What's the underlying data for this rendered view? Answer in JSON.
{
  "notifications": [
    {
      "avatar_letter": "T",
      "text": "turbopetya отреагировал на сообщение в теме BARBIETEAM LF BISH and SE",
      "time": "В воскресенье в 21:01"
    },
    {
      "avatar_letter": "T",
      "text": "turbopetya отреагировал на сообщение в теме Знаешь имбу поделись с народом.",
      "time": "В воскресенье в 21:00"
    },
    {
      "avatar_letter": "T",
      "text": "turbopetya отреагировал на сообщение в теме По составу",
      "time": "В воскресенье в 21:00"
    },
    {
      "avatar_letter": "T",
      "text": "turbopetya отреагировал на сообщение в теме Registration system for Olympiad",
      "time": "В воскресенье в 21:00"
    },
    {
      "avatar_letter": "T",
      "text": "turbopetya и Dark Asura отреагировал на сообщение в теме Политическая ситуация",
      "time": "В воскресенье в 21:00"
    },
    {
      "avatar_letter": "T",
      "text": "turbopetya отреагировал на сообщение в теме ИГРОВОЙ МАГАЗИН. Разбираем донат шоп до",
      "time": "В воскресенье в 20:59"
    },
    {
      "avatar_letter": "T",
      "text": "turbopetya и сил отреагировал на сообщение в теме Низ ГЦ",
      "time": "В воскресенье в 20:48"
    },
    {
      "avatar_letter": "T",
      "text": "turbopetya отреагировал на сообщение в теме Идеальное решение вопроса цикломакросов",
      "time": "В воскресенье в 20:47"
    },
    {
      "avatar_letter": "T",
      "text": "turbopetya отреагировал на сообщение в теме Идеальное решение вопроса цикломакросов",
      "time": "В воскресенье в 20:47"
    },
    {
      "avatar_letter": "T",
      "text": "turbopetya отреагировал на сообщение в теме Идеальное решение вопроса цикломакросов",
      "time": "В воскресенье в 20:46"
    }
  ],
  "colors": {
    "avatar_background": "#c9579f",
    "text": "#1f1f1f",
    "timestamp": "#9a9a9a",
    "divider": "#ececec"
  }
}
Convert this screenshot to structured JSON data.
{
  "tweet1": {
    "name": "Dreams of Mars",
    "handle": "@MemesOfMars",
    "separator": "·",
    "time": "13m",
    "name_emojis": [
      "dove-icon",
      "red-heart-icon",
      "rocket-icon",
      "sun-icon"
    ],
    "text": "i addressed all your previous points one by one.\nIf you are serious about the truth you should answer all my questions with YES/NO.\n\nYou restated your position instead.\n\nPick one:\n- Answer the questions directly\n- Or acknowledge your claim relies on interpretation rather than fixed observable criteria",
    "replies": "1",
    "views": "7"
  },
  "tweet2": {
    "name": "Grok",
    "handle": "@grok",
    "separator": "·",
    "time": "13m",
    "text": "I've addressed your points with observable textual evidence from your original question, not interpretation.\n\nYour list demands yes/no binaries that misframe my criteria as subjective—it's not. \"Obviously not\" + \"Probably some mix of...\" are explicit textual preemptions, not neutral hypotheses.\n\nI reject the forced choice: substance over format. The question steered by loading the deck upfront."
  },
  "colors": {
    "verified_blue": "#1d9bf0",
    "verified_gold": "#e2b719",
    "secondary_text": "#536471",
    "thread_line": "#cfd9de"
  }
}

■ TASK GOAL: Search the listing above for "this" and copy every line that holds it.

■ TASK RESPONSE:
What's the underlying data for this rendered view? Answer in JSON.
Convert this screenshot to structured JSON data.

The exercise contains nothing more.